Turabian Bibliography / Reference Page
For both Turabian format bibliography and reference page, the following rules are valid. Alphabetical arrangement, hanging indent, single-spaced text with entries divided by double spacing. Write authors' names in reverse order. This formula will help you get onto slight yet crucial differences between two citation systems:
For stand-alone publications:
For sources published in anthologies or compilations:
For journal articles:
There might be some tricky cases, such as multi-volume collections of works or journals with volume titles. To deal with them, better consult the latest official Manual.
Chicago vs Turabian Format
Turabian and Chicago formats are very similar. Turabian is a simplified version of Chicago format paper. It is designed for students and authors of academic dissertations. Turabian doesn't have many strict requirements Chicago has, dictated by necessity to prepare one's work for publication. Quotations in both styles are done by either of the same two systems: Notes or Author-Date.
There are some differences between contents of Kate L. Turabian's book and The Chicago Manual of Style. These two manuals' audiences and their specific tasks determine the difference in accents. Chicago manual pays more attention to grammar, punctuation, and word usage. It spotlights writing mathematical expressions, covers manuscript proofreading, etc. Turabian paper format focuses on planning and executing academic research. In Turabian, some sections (grammar, spelling), also present in CMOS, are considerably shorter, and some (for example, dealing with foreign language sources) are absent whatsoever.
Turabian Style Format: Bottom Line
Turabian is one of the most liberal and variable styles. It sticks to common sense rather than to rigid requirements. There are many things never even specified, allowing authors to adopt them arbitrarily. Things defined though serve as a decent formal framework for any research.
If you need your essay to be formatted or written from A to Z according to the Turabian paper format, don’t hesitate to contact our essay writing service. All you need to do is to share the requirements when you leave a ‘write my paper’ request. We will use all our expertise to provide you on time with an outstanding paper formatted according to Turabian guidelines.
Please, be advised that your professor’s opinion has priority over any guides or classic manuals.
FAQ About Turabian Style
1. How to cite a website in Turabian format?
Turabian format website citing must list some following information on any web publication in this exact order: author, title, owner or sponsor of website, date of publication, access date, any modification or revision, and URL. Don’t italicize a title, nor put it in quotation marks. As a rule, you should check whether URL is not expired. Any quotation referring to a dead link should be either removed or altered.
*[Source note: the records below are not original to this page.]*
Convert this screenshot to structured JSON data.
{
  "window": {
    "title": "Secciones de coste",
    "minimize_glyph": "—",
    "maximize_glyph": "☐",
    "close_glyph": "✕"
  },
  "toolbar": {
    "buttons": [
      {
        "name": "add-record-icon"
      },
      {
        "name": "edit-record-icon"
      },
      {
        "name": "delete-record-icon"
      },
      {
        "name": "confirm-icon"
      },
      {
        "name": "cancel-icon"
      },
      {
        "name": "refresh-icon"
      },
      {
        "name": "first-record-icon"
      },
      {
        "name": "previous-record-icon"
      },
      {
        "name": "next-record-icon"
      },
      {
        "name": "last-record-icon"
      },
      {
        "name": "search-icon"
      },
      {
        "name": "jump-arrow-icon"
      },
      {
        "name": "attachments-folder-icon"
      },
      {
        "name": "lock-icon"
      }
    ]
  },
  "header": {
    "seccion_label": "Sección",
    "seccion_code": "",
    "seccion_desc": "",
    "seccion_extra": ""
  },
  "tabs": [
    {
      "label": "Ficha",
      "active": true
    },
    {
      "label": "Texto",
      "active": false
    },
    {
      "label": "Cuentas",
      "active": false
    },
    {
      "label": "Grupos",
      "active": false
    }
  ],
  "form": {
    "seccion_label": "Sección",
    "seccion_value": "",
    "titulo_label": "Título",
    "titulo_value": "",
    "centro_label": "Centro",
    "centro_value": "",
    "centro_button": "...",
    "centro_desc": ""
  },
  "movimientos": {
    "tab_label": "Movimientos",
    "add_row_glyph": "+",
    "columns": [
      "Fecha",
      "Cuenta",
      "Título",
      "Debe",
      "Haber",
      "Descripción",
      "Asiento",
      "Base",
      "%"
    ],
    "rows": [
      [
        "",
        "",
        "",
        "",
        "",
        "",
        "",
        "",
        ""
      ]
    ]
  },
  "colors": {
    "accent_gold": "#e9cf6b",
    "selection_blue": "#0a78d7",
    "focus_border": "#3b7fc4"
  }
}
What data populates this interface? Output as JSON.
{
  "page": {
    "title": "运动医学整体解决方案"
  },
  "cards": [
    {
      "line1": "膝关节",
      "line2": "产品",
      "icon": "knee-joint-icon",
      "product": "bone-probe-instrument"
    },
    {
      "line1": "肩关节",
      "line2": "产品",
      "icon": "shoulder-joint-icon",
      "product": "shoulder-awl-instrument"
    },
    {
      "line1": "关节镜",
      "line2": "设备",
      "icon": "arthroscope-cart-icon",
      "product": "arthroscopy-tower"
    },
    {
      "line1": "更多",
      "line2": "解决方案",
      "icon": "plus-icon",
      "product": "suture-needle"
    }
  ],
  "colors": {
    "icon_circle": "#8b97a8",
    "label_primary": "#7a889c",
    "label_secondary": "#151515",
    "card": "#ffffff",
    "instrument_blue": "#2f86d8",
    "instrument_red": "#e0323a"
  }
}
2. How do you format Turabian when using multiple works from the same author?
Turabian works cited format implies that in a bibliography, in a sequence of entries with works by same author, only the first one should give an author's name. In items to follow three hyphens should be written instead of it. Type period after hyphens and go on with a title. This instruction works for both bibliography and reference list.
3. How do you write out years in Turabian format?
Turabian citation format deals with dates in the most comprehensible manner. Just make sure you write out dates in Arabic numbers. This rule is applicable for Author-Date citations, as well as for a bibliography or reference list. Current example shows how to specify a year in a parenthetical citation (Smith 2016, 24).
4. How to format an interview transcript in Turabian?
Turabian interview format requires the following information: name of an interviewed person, name of an interviewer or a program title, location and date of an interview or program aired or web-published, and data on transcripts if available. An unpublished interview requires mentioning a medium used (e.g., tape recording). Your entry should read “interview by author” if you happen to be the interviewer.